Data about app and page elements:
--- START ---

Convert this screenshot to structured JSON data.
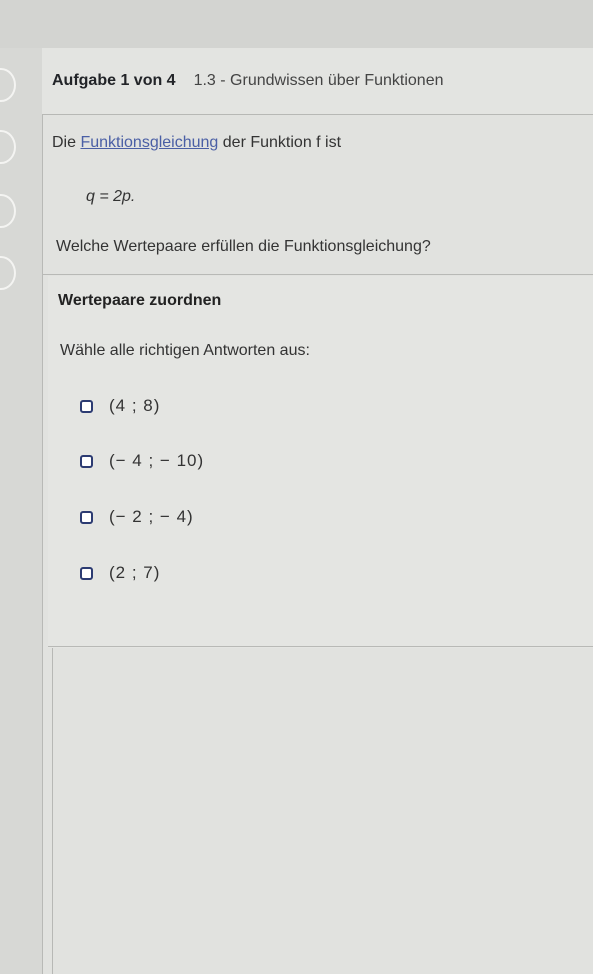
{
  "header": {
    "task_counter": "Aufgabe 1 von 4",
    "title": "1.3 - Grundwissen über Funktionen"
  },
  "question": {
    "text_prefix": "Die ",
    "link_text": "Funktionsgleichung",
    "text_suffix": " der Funktion f ist",
    "formula": "q = 2p.",
    "prompt": "Welche Wertepaare erfüllen die Funktionsgleichung?"
  },
  "answer": {
    "title": "Wertepaare zuordnen",
    "instruction": "Wähle alle richtigen Antworten aus:",
    "options": [
      {
        "label": "(4 ; 8)",
        "checked": false
      },
      {
        "label": "(− 4 ; − 10)",
        "checked": false
      },
      {
        "label": "(− 2 ; − 4)",
        "checked": false
      },
      {
        "label": "(2 ; 7)",
        "checked": false
      }
    ]
  },
  "colors": {
    "link": "#4a5fa5",
    "checkbox_border": "#2c3b72",
    "background": "#e1e2df"
  }
}
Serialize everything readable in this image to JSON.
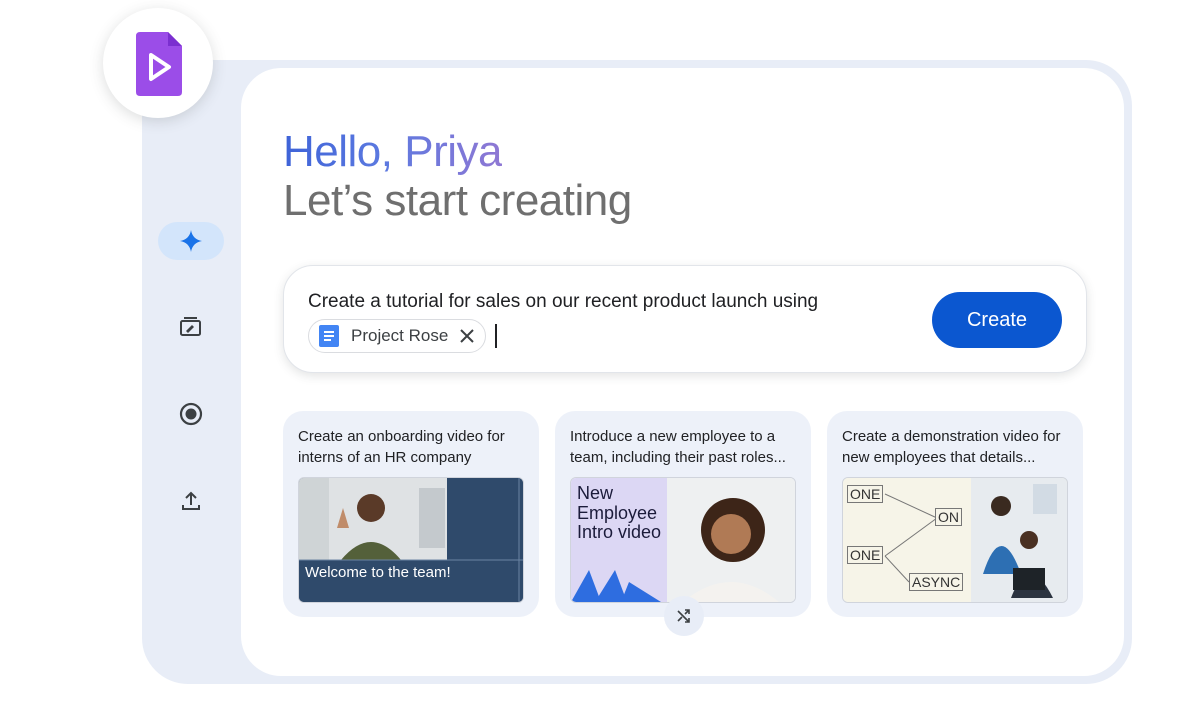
{
  "app": {
    "icon": "google-vids-icon",
    "brand_color": "#9b4de8"
  },
  "rail": {
    "items": [
      {
        "icon": "sparkle-icon",
        "active": true
      },
      {
        "icon": "media-edit-icon",
        "active": false
      },
      {
        "icon": "record-icon",
        "active": false
      },
      {
        "icon": "upload-icon",
        "active": false
      }
    ]
  },
  "greeting": {
    "hello": "Hello, Priya",
    "subtitle": "Let’s start creating"
  },
  "prompt": {
    "text": "Create a tutorial for sales on our recent product launch using",
    "chip_label": "Project Rose",
    "chip_icon": "google-docs-icon",
    "create_label": "Create"
  },
  "cards": [
    {
      "text": "Create an onboarding video for interns of an HR company",
      "thumb_caption": "Welcome to the team!"
    },
    {
      "text": "Introduce a new employee to a team, including their past roles...",
      "thumb_title": "New Employee Intro video"
    },
    {
      "text": "Create a demonstration video for new employees that details...",
      "diagram_labels": [
        "ONE",
        "ON",
        "ONE",
        "ASYNC"
      ]
    }
  ],
  "shuffle_icon": "shuffle-icon",
  "colors": {
    "accent": "#0b57d0",
    "frame_bg": "#e8edf7",
    "rail_active": "#d3e5fb"
  }
}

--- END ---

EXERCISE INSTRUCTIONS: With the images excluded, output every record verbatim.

RESPONSE TO THE TASK:
Convert this screenshot to structured JSON data.
{
  "header": {
    "task_counter": "Aufgabe 1 von 4",
    "title": "1.3 - Grundwissen über Funktionen"
  },
  "question": {
    "text_prefix": "Die ",
    "link_text": "Funktionsgleichung",
    "text_suffix": " der Funktion f ist",
    "formula": "q = 2p.",
    "prompt": "Welche Wertepaare erfüllen die Funktionsgleichung?"
  },
  "answer": {
    "title": "Wertepaare zuordnen",
    "instruction": "Wähle alle richtigen Antworten aus:",
    "options": [
      {
        "label": "(4 ; 8)",
        "checked": false
      },
      {
        "label": "(− 4 ; − 10)",
        "checked": false
      },
      {
        "label": "(− 2 ; − 4)",
        "checked": false
      },
      {
        "label": "(2 ; 7)",
        "checked": false
      }
    ]
  },
  "colors": {
    "link": "#4a5fa5",
    "checkbox_border": "#2c3b72",
    "background": "#e1e2df"
  }
}
Serialize everything readable in this image to JSON.
{
  "app": {
    "icon": "google-vids-icon",
    "brand_color": "#9b4de8"
  },
  "rail": {
    "items": [
      {
        "icon": "sparkle-icon",
        "active": true
      },
      {
        "icon": "media-edit-icon",
        "active": false
      },
      {
        "icon": "record-icon",
        "active": false
      },
      {
        "icon": "upload-icon",
        "active": false
      }
    ]
  },
  "greeting": {
    "hello": "Hello, Priya",
    "subtitle": "Let’s start creating"
  },
  "prompt": {
    "text": "Create a tutorial for sales on our recent product launch using",
    "chip_label": "Project Rose",
    "chip_icon": "google-docs-icon",
    "create_label": "Create"
  },
  "cards": [
    {
      "text": "Create an onboarding video for interns of an HR company",
      "thumb_caption": "Welcome to the team!"
    },
    {
      "text": "Introduce a new employee to a team, including their past roles...",
      "thumb_title": "New Employee Intro video"
    },
    {
      "text": "Create a demonstration video for new employees that details...",
      "diagram_labels": [
        "ONE",
        "ON",
        "ONE",
        "ASYNC"
      ]
    }
  ],
  "shuffle_icon": "shuffle-icon",
  "colors": {
    "accent": "#0b57d0",
    "frame_bg": "#e8edf7",
    "rail_active": "#d3e5fb"
  }
}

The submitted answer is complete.